Interestingly and confusingly, while える can be spelled 得る or 獲る without change of meaning according to jisho, えもの can also be spelled 獲物 or 得物 but here the meanings are different: while 獲物 means prey/spoil/trophy, 得物 means “(hand) weapon​” or an archaic term meaning “one’s forte; one’s special skill; weapon one is skilled in using​”.

得物 is also apparently not a very common term, unlike 獲物.



There’s a very obvious relation that I only now noticed: 済む (to finish, to be completed) is the root of the very common interjection すみません (sometimes すまない) meaning of course “excuse me”.

According to wiktionary the original meaning was something like “(the trouble) is not settled”, hence its use for apologizing/showing gratitude.



This means “to fall into” and is effectively a respelling of 落ち入る.


If you want to get super old school and formal:

居候 - いそうろう

the characters 候 had a very significant role all the way up till recent history, and the reading そうろう was actually quite common in the past. This character was often used in this way in epistolary (候文) contexts or official documents as a formal way of saying である, ます, or です. You can also use it in a similar way; で候, で御座候, に候. Thus the word 居候 just means something similar to “to (simply) exist (in someone else’s house)”, or in modern context; a freeloader.

Now that you know this, here are some trivially easy examples using 候:



一寸参堂仕り度 候えども、大兄の消極主義に反して、出来得る限り積極的方針を以て、此千古未曾有 の新年を迎うる計画故、毎日毎日目の廻る程の多忙、御推察願上候。

These sentences don’t even use any of those pesky hirigana or katakana words and allow you to almost completely rely on kanji! Perfect for those people who decide to start reading after a few levels of Wanikani but are thrown off by the sheer amount of non-kanji words in よつばと for example.


There’s also an additional archaic negative i.e. ざる which is very common in older contexts.



Yes, that’s why the Three Wise Monkeys are monkeys - みざる see-no-evil, きかざる hear-no-evil, いわざる speak-no-evil, they’re also homophones for 見(ない)猿 the un-seeing monkey, 聞か(ない)猿 the un-hearing monkey, 言わ(ない)猿 the un-speaking monkey.

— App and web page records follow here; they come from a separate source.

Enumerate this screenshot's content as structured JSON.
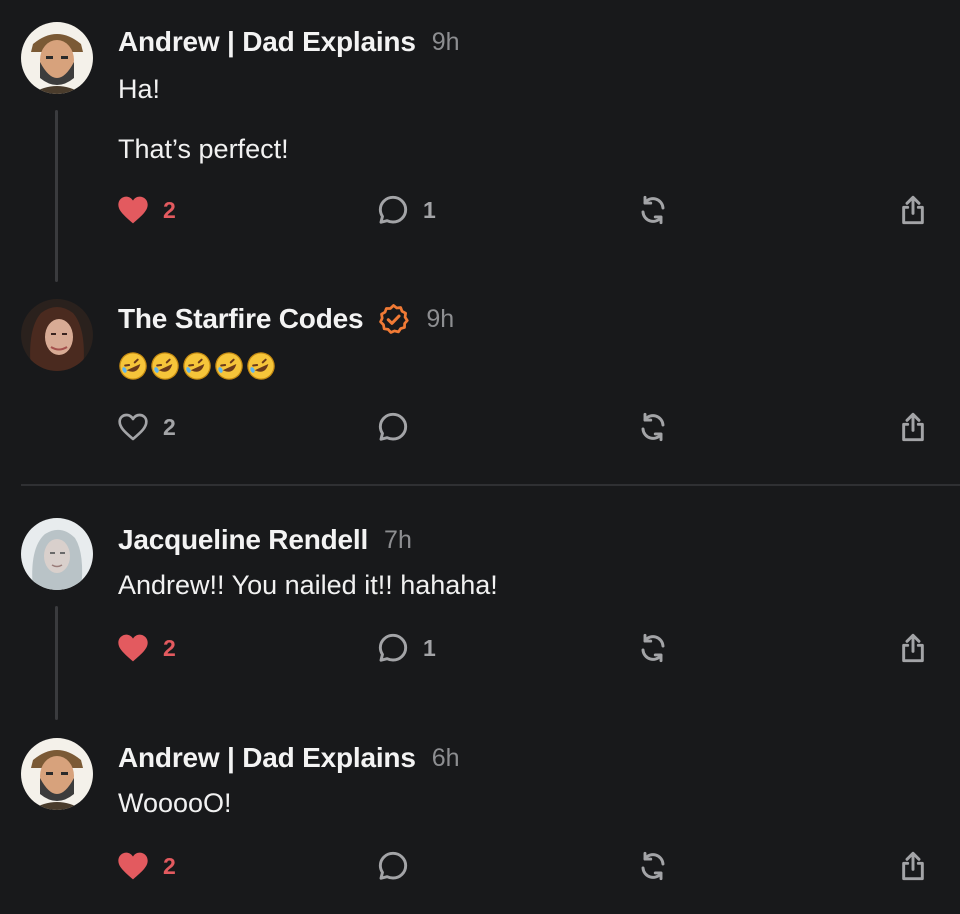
{
  "posts": [
    {
      "author": "Andrew | Dad Explains",
      "time": "9h",
      "lines": [
        "Ha!",
        "That’s perfect!"
      ],
      "likes": "2",
      "liked": true,
      "replies": "1"
    },
    {
      "author": "The Starfire Codes",
      "verified": true,
      "time": "9h",
      "emoji": [
        "rolling-on-floor-laughing",
        "rolling-on-floor-laughing",
        "rolling-on-floor-laughing",
        "rolling-on-floor-laughing",
        "rolling-on-floor-laughing"
      ],
      "likes": "2",
      "liked": false,
      "replies": ""
    },
    {
      "author": "Jacqueline Rendell",
      "time": "7h",
      "lines": [
        "Andrew!! You nailed it!! hahaha!"
      ],
      "likes": "2",
      "liked": true,
      "replies": "1"
    },
    {
      "author": "Andrew | Dad Explains",
      "time": "6h",
      "lines": [
        "WooooO!"
      ],
      "likes": "2",
      "liked": true,
      "replies": ""
    }
  ],
  "colors": {
    "background": "#18191b",
    "liked": "#e35a5f",
    "icon": "#a3a4a7",
    "verified": "#f07a35",
    "divider": "#2f3033"
  }
}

They’re sometimes accompanied by a fourth monkey, せざる do-no-evil.


Honestly this blew my mind. This is such a cool etymology!